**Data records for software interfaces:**
- Opening Delimiter -
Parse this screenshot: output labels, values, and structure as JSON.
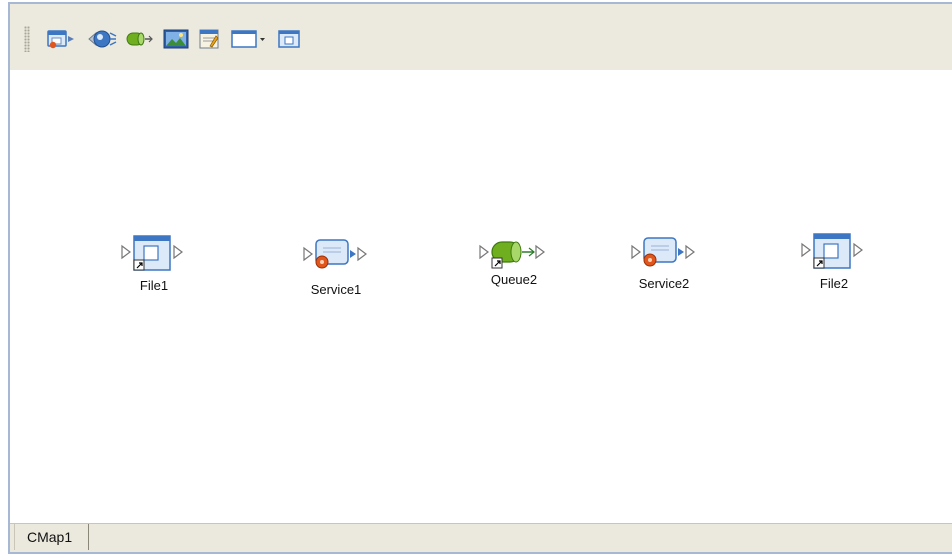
{
  "toolbar": {
    "buttons": [
      {
        "name": "file-external-icon",
        "tooltip": ""
      },
      {
        "name": "service-icon",
        "tooltip": ""
      },
      {
        "name": "queue-icon",
        "tooltip": ""
      },
      {
        "name": "image-icon",
        "tooltip": ""
      },
      {
        "name": "notes-icon",
        "tooltip": ""
      },
      {
        "name": "window-dropdown-icon",
        "tooltip": ""
      },
      {
        "name": "window-icon",
        "tooltip": ""
      }
    ]
  },
  "canvas": {
    "components": [
      {
        "label": "File1",
        "type": "file",
        "icon": "file-icon"
      },
      {
        "label": "Service1",
        "type": "service",
        "icon": "service-icon"
      },
      {
        "label": "Queue2",
        "type": "queue",
        "icon": "queue-icon"
      },
      {
        "label": "Service2",
        "type": "service",
        "icon": "service-icon"
      },
      {
        "label": "File2",
        "type": "file",
        "icon": "file-icon"
      }
    ]
  },
  "tabs": [
    {
      "label": "CMap1",
      "active": true
    }
  ],
  "colors": {
    "toolbar_bg": "#eceadf",
    "frame_border": "#a6b8d4",
    "queue_green": "#6fae1f",
    "service_orange": "#e0561c",
    "window_blue": "#3d76c2"
  }
}
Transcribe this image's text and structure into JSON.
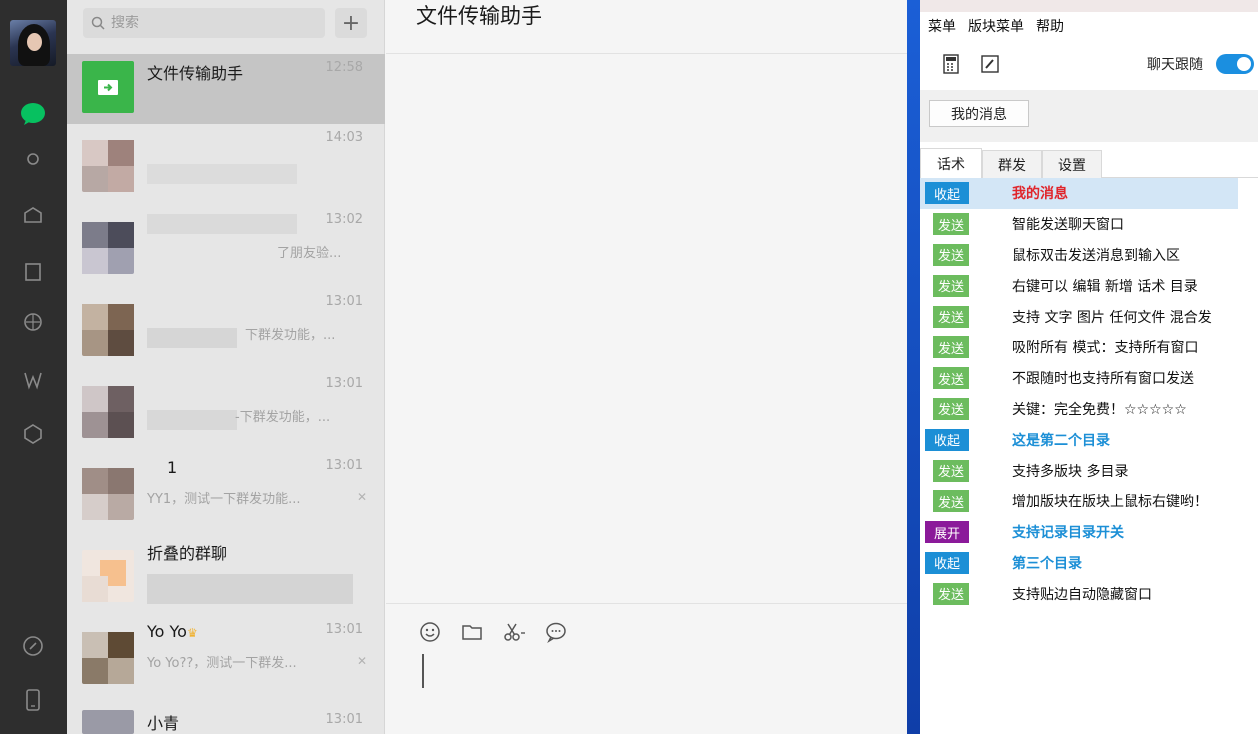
{
  "search": {
    "placeholder": "搜索"
  },
  "chats": [
    {
      "name": "文件传输助手",
      "time": "12:58",
      "preview": "",
      "active": true
    },
    {
      "name": "",
      "time": "14:03",
      "preview": ""
    },
    {
      "name": "",
      "time": "13:02",
      "preview": "了朋友验..."
    },
    {
      "name": "",
      "time": "13:01",
      "preview": "下群发功能，..."
    },
    {
      "name": "",
      "time": "13:01",
      "preview": "-下群发功能，..."
    },
    {
      "name": "1",
      "time": "13:01",
      "preview": "YY1，测试一下群发功能..."
    },
    {
      "name": "折叠的群聊",
      "time": "",
      "preview": ""
    },
    {
      "name": "Yo  Yo",
      "time": "13:01",
      "preview": "Yo  Yo??，测试一下群发..."
    },
    {
      "name": "小青",
      "time": "13:01",
      "preview": ""
    }
  ],
  "main": {
    "title": "文件传输助手"
  },
  "panel": {
    "menu": [
      "菜单",
      "版块菜单",
      "帮助"
    ],
    "follow_label": "聊天跟随",
    "follow_on": true,
    "my_messages_button": "我的消息",
    "tabs": [
      "话术",
      "群发",
      "设置"
    ],
    "rows": [
      {
        "tag": "收起",
        "kind": "fold",
        "text": "我的消息",
        "style": "cat-red"
      },
      {
        "tag": "发送",
        "kind": "send",
        "text": "智能发送聊天窗口"
      },
      {
        "tag": "发送",
        "kind": "send",
        "text": "鼠标双击发送消息到输入区"
      },
      {
        "tag": "发送",
        "kind": "send",
        "text": "右键可以 编辑 新增 话术 目录"
      },
      {
        "tag": "发送",
        "kind": "send",
        "text": "支持 文字 图片 任何文件 混合发"
      },
      {
        "tag": "发送",
        "kind": "send",
        "text": "吸附所有 模式：支持所有窗口"
      },
      {
        "tag": "发送",
        "kind": "send",
        "text": "不跟随时也支持所有窗口发送"
      },
      {
        "tag": "发送",
        "kind": "send",
        "text": "关键：完全免费！☆☆☆☆☆"
      },
      {
        "tag": "收起",
        "kind": "fold",
        "text": "这是第二个目录",
        "style": "cat-blue"
      },
      {
        "tag": "发送",
        "kind": "send",
        "text": "支持多版块 多目录"
      },
      {
        "tag": "发送",
        "kind": "send",
        "text": "增加版块在版块上鼠标右键哟！"
      },
      {
        "tag": "展开",
        "kind": "open",
        "text": "支持记录目录开关",
        "style": "cat-blue"
      },
      {
        "tag": "收起",
        "kind": "fold",
        "text": "第三个目录",
        "style": "cat-blue"
      },
      {
        "tag": "发送",
        "kind": "send",
        "text": "支持贴边自动隐藏窗口"
      }
    ]
  },
  "colors": {
    "rail": "#2e2e2e",
    "accent_green": "#07c160",
    "plugin_blue": "#1c8fd6",
    "send_green": "#6cbc5e"
  }
}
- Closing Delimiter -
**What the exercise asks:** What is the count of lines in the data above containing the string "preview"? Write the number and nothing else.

**Your response:** 9